**What this task involves:**
Your answer is to be the count alone: the number of lines in the data below where "Reports" appears.

**Data provided:**

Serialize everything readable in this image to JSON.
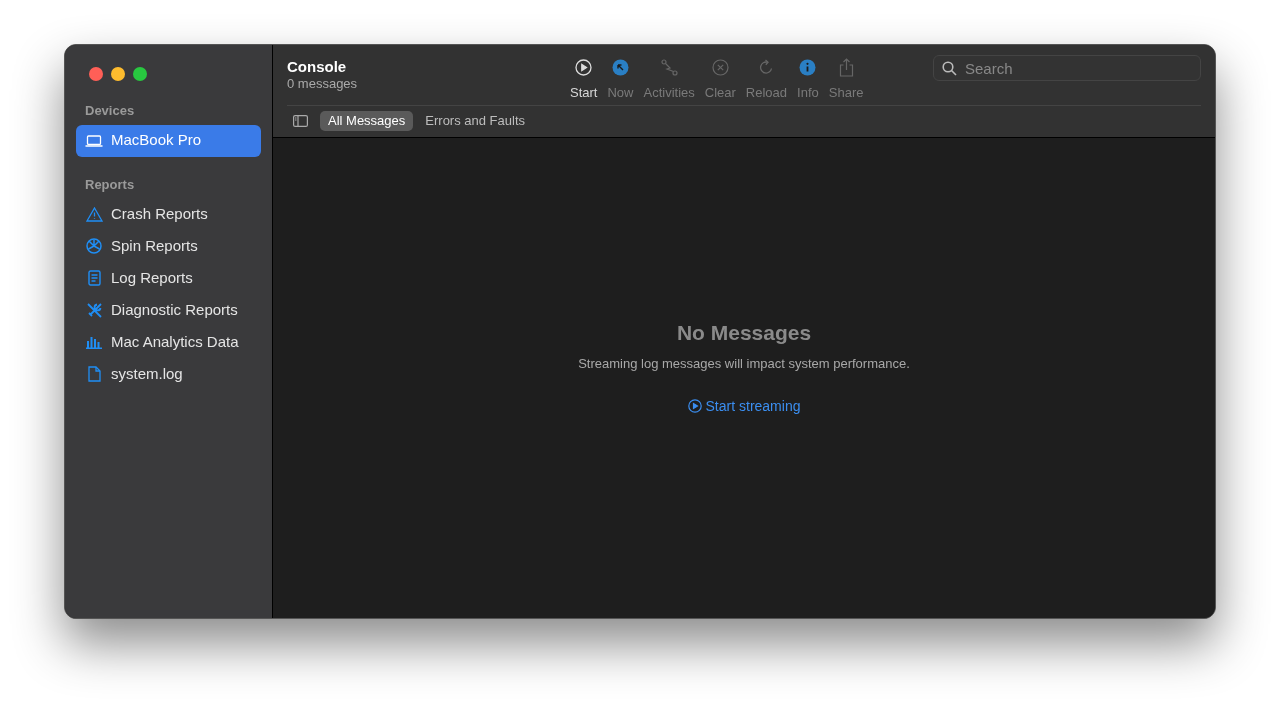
{
  "window": {
    "title": "Console",
    "subtitle": "0 messages"
  },
  "sidebar": {
    "sections": [
      {
        "heading": "Devices",
        "items": [
          {
            "label": "MacBook Pro",
            "kind": "laptop",
            "selected": true
          }
        ]
      },
      {
        "heading": "Reports",
        "items": [
          {
            "label": "Crash Reports",
            "kind": "warning",
            "selected": false
          },
          {
            "label": "Spin Reports",
            "kind": "spin",
            "selected": false
          },
          {
            "label": "Log Reports",
            "kind": "doc",
            "selected": false
          },
          {
            "label": "Diagnostic Reports",
            "kind": "tools",
            "selected": false
          },
          {
            "label": "Mac Analytics Data",
            "kind": "chart",
            "selected": false
          },
          {
            "label": "system.log",
            "kind": "file",
            "selected": false
          }
        ]
      }
    ]
  },
  "toolbar": [
    {
      "label": "Start",
      "kind": "play",
      "disabled": false
    },
    {
      "label": "Now",
      "kind": "now",
      "disabled": true
    },
    {
      "label": "Activities",
      "kind": "activities",
      "disabled": true
    },
    {
      "label": "Clear",
      "kind": "clear",
      "disabled": true
    },
    {
      "label": "Reload",
      "kind": "reload",
      "disabled": true
    },
    {
      "label": "Info",
      "kind": "info",
      "disabled": true
    },
    {
      "label": "Share",
      "kind": "share",
      "disabled": true
    }
  ],
  "search": {
    "placeholder": "Search"
  },
  "filter_tabs": [
    {
      "label": "All Messages",
      "selected": true
    },
    {
      "label": "Errors and Faults",
      "selected": false
    }
  ],
  "empty_state": {
    "title": "No Messages",
    "message": "Streaming log messages will impact system performance.",
    "action": "Start streaming"
  }
}
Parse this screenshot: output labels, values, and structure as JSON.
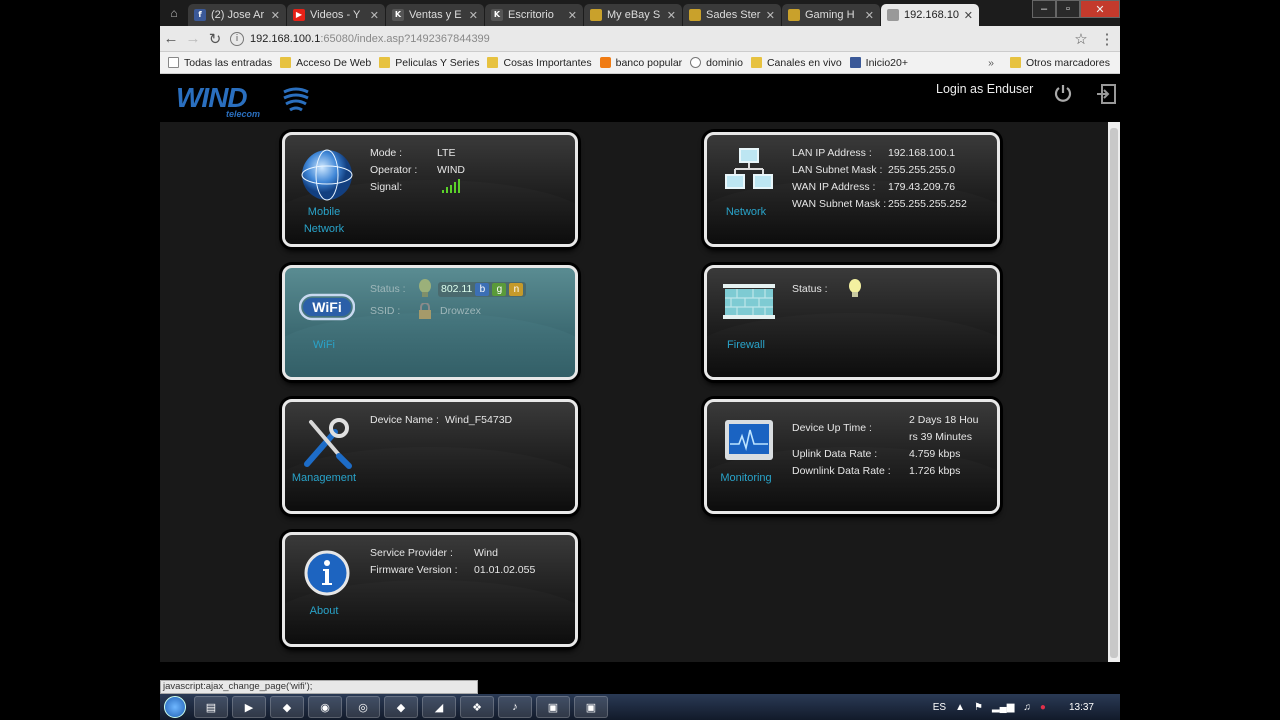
{
  "browser": {
    "tabs": [
      {
        "title": "(2) Jose Ar",
        "icon": "facebook-icon",
        "color": "#3b5998",
        "glyph": "f"
      },
      {
        "title": "Videos - Y",
        "icon": "youtube-icon",
        "color": "#e62117",
        "glyph": "▶"
      },
      {
        "title": "Ventas y E",
        "icon": "k-icon",
        "color": "#555555",
        "glyph": "K"
      },
      {
        "title": "Escritorio",
        "icon": "k-icon",
        "color": "#555555",
        "glyph": "K"
      },
      {
        "title": "My eBay S",
        "icon": "flag-icon",
        "color": "#c9a12b",
        "glyph": ""
      },
      {
        "title": "Sades Ster",
        "icon": "flag-icon",
        "color": "#c9a12b",
        "glyph": ""
      },
      {
        "title": "Gaming H",
        "icon": "flag-icon",
        "color": "#c9a12b",
        "glyph": ""
      },
      {
        "title": "192.168.10",
        "icon": "page-icon",
        "color": "#999999",
        "glyph": ""
      }
    ],
    "url_host": "192.168.100.1",
    "url_rest": ":65080/index.asp?1492367844399",
    "bookmarks": [
      {
        "label": "Todas las entradas",
        "type": "p"
      },
      {
        "label": "Acceso De Web",
        "type": "f"
      },
      {
        "label": "Peliculas Y Series",
        "type": "f"
      },
      {
        "label": "Cosas Importantes",
        "type": "f"
      },
      {
        "label": "banco popular",
        "type": "b"
      },
      {
        "label": "dominio",
        "type": "g"
      },
      {
        "label": "Canales en vivo",
        "type": "f"
      },
      {
        "label": "Inicio20+",
        "type": "fb"
      }
    ],
    "bookmarks_more": "»",
    "other_bookmarks": "Otros marcadores",
    "status_text": "javascript:ajax_change_page('wifi');"
  },
  "header": {
    "brand": "WIND",
    "brand_sub": "telecom",
    "login_text": "Login as Enduser"
  },
  "cards": {
    "mobile": {
      "label1": "Mobile",
      "label2": "Network",
      "mode_k": "Mode :",
      "mode_v": "LTE",
      "operator_k": "Operator :",
      "operator_v": "WIND",
      "signal_k": "Signal:",
      "signal_bars": 5
    },
    "network": {
      "label": "Network",
      "lan_ip_k": "LAN IP Address :",
      "lan_ip_v": "192.168.100.1",
      "lan_mask_k": "LAN Subnet Mask :",
      "lan_mask_v": "255.255.255.0",
      "wan_ip_k": "WAN IP Address :",
      "wan_ip_v": "179.43.209.76",
      "wan_mask_k": "WAN Subnet Mask :",
      "wan_mask_v": "255.255.255.252"
    },
    "wifi": {
      "label": "WiFi",
      "status_k": "Status :",
      "standard": "802.11",
      "modes": [
        "b",
        "g",
        "n"
      ],
      "ssid_k": "SSID :",
      "ssid_v": "Drowzex"
    },
    "firewall": {
      "label": "Firewall",
      "status_k": "Status :"
    },
    "management": {
      "label": "Management",
      "device_k": "Device Name :",
      "device_v": "Wind_F5473D"
    },
    "monitoring": {
      "label": "Monitoring",
      "uptime_k": "Device Up Time :",
      "uptime_v1": "2 Days 18 Hou",
      "uptime_v2": "rs 39 Minutes",
      "uplink_k": "Uplink Data Rate :",
      "uplink_v": "4.759  kbps",
      "downlink_k": "Downlink Data Rate :",
      "downlink_v": "1.726  kbps"
    },
    "about": {
      "label": "About",
      "provider_k": "Service Provider :",
      "provider_v": "Wind",
      "firmware_k": "Firmware Version :",
      "firmware_v": "01.01.02.055"
    }
  },
  "taskbar": {
    "lang": "ES",
    "time": "13:37"
  }
}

**Exercise output:**
5